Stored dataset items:
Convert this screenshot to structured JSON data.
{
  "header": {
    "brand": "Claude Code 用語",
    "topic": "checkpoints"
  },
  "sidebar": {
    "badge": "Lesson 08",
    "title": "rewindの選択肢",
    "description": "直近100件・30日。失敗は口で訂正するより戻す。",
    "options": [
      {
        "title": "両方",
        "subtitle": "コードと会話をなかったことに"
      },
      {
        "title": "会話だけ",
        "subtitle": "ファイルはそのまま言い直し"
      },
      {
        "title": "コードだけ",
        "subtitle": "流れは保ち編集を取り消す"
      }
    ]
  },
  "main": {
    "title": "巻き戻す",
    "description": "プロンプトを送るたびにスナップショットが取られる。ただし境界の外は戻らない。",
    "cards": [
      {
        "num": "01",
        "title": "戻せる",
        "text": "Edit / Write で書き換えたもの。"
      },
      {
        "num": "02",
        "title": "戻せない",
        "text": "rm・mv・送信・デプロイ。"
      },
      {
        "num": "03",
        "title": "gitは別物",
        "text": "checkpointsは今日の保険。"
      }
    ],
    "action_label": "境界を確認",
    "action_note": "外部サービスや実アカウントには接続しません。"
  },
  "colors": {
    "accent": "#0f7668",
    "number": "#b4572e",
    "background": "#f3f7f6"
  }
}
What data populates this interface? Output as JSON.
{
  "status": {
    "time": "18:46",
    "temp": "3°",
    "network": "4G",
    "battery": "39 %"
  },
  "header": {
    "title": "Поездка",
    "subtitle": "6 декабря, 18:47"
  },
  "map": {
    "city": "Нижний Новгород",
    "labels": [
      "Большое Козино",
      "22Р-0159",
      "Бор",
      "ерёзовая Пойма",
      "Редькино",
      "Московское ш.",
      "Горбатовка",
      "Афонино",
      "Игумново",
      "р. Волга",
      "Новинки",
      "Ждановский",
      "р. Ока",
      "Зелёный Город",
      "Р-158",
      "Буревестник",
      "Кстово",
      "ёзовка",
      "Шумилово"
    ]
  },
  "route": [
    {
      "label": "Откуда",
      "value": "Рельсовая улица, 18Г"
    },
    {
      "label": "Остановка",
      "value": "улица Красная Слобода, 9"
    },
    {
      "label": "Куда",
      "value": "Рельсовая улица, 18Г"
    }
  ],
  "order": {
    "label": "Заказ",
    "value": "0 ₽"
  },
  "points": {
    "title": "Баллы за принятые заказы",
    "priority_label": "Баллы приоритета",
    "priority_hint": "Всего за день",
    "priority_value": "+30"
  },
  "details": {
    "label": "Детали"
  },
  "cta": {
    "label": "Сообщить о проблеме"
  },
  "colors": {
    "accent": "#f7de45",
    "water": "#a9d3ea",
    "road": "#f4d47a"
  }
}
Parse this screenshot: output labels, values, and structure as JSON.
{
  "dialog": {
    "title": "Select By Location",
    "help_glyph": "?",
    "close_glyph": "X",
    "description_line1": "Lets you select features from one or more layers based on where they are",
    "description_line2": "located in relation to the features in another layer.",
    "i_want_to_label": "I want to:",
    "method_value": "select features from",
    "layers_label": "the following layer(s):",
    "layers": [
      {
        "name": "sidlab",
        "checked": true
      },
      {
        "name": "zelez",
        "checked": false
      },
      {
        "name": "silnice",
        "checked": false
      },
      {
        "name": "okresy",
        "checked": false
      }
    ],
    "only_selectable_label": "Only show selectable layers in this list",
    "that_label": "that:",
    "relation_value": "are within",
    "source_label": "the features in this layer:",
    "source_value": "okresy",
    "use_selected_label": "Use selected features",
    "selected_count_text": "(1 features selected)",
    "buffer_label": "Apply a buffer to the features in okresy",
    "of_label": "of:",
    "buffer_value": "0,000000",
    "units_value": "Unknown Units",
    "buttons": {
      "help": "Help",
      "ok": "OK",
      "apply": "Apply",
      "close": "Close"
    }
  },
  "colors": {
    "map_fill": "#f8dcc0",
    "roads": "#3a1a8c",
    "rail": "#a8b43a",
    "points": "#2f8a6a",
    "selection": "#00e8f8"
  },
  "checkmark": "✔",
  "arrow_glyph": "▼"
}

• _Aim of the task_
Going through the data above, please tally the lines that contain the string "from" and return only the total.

• _Exercise output_
2